When I first saw The Rock deliver the People’s Elbow, my reaction was the opposite: I had no response, and neither did the arena audience watching. Why, it wasn’t even the People’s Elbow then. In 1997, it was simply a running elbow drop, an everyday wrestling strike that happened to be in the offensive repertoire of Dwayne Johnson, who was transitioning from Rocky Maivia to The Rock.
But what was once a mundane maneuver soon became the hottest thing in all of wrestling.
And it all began as a joke.
According to Triple H, the People’s Elbow began as an attempt to make The Undertaker break character, telling TMZ in 2020:
“I believe the first time Rock did the People’s Elbow was in a match where we were trying to make ‘Taker crack,” said Triple H. “It absolutely started that way, and then, you know, was getting a huge reaction, and everybody went with it.”
As time went on, Rock’s patented elbow drop began to evolve, with Rocky adding a little more stank on it each passing week.
First, he’d slow down and pause just before dropping his elbow like a hammer on someone’s chest. Next, he added an extra step by crisscrossing the ropes. Then he began using a body slam as the setup before glaring menacingly at the crowd. For added effect, Johnson incorporated a slow and deliberate striptease of his elbow pad, exposing the meaty joint for all to see.
Years later, Rocky replaced the body slam with a scooping spine-buster that seemingly knocked the air out of his opponents. This allowed Rock, now The People’s Champion, enough time to perform whatever additional histrionics he saw fit to get a rise out of the crowd.
And it didn’t take long for this silly, comical, and over-the-top performance of physicality to whip the public into a frenzy. By 1998, the People’s Elbow was the most popular move in the entire industry. How beloved it had become was made evident during a tag team match involving The Rock and the Undertaker.
As Rock swooped in for the kill, the Undertaker did his usual horror movie sit-up, and the audience gasped in disappointment. It was as if the mighty Casey had struck out as joy began seeping out of Mudville. That was until Rock jumped back and knocked ‘Taker back down with a kick to the chest before finishing the elbow strike. The roar that followed from the fans was as if the ball had dropped in Times Square to signal the arrival of the New Year.
The People’s Elbow became so effective that it was Rock’s finishing weapon of choice in select matches. Most notably, he used it to beat Hollywood Hulk Hogan at WrestleMania X8, where he hit Hogan with three Rock Bottoms to no avail.
Since its inception, the People’s Elbow has spawned various spinoffs from the Road Dogg’s shaky knee drop to the worm (or as the kids call it these days, the caterpillar) and into the modern day with LA Knight’s homage, the L-Bow Knight (“YEAH!”). Entertaining as each of those variations has been, nothing comes close to The Rock’s People’s Elbow, which is a testament to how over the former Rocky Maivia has become. Only someone at the level of popularity could pull off such a hokey-looking move and get away with it.

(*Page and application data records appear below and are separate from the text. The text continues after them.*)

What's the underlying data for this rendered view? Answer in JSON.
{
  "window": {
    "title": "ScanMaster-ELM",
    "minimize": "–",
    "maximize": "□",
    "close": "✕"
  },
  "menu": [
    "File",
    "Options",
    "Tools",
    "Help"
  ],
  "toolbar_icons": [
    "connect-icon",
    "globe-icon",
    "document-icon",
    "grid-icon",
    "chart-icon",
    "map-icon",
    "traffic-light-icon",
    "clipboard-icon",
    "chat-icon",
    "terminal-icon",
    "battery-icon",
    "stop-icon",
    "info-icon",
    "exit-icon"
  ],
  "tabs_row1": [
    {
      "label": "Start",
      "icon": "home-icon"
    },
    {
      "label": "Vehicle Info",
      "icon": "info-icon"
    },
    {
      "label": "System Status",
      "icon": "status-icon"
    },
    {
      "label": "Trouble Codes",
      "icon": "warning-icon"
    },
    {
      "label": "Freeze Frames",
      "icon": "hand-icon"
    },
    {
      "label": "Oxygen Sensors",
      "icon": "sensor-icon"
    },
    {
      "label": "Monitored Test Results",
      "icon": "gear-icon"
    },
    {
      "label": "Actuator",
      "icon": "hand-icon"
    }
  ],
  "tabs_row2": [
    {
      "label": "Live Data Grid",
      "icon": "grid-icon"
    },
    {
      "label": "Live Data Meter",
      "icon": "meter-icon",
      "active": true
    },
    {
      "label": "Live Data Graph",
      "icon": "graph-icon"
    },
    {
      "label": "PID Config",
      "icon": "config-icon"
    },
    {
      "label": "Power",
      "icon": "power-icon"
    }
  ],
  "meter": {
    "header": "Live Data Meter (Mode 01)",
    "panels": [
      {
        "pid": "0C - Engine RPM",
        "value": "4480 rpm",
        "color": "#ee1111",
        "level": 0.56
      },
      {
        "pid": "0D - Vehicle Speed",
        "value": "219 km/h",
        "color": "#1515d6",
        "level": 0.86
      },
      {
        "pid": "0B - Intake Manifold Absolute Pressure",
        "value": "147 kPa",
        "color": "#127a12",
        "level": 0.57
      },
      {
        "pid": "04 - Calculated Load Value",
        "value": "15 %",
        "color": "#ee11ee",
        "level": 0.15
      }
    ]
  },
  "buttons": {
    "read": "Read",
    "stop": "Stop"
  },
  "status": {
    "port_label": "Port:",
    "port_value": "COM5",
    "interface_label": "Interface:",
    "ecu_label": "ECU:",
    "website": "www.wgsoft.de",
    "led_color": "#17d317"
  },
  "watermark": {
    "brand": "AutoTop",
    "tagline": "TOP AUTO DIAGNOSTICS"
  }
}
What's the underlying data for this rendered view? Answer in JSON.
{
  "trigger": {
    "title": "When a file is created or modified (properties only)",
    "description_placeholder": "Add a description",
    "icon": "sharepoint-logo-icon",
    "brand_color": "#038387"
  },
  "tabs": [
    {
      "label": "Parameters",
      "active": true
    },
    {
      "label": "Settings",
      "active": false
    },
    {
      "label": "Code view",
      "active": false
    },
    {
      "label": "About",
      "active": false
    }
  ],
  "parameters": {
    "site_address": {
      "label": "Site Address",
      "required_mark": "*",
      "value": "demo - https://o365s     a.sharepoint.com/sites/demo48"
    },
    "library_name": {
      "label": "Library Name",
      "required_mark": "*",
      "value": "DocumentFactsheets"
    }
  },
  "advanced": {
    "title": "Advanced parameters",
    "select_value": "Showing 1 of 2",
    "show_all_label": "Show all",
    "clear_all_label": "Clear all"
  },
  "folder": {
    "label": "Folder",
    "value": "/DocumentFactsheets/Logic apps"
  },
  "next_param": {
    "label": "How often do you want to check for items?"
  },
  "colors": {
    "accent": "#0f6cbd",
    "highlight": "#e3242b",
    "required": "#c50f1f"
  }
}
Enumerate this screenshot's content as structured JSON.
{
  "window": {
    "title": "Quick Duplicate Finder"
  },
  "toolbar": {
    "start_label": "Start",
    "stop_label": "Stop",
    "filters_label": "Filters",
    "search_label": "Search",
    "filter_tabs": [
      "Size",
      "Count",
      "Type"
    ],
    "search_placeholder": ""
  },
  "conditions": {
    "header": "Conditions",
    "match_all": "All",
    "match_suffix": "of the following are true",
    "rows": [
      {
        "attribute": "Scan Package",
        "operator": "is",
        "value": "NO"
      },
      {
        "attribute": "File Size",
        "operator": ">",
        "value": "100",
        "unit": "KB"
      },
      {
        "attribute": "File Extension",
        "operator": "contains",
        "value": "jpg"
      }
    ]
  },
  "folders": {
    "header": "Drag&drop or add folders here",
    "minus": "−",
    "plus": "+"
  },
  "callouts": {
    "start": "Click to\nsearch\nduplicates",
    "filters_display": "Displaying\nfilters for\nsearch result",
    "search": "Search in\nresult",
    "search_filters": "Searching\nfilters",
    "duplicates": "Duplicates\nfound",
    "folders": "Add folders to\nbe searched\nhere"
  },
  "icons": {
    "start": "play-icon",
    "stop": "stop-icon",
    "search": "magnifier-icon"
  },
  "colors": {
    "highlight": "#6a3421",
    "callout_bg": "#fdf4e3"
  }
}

Because of that, The Rock has a simple crowd-pleaser that he can continue to perform for at least another 15 years, possibly into his 70s, so long as he can take a flat-back bump and the person taking the elbow can act like they’ve been struck by lightning upon impact. It’s a safe move that poses no physical threat to Rock or his dance partner, and it evokes a response like no other move ever has, especially compared to the flashy and high-risk offense that puts one or more wrestlers in danger.
And until someone comes along who surpasses The Rock as an entertainer who happens to perform an ordinary move at an unusually extraordinary level, The People’s Elbow will remain the greatest move in wrestling history.
Or, to be precise, the most electrifying move in sports entertainment history.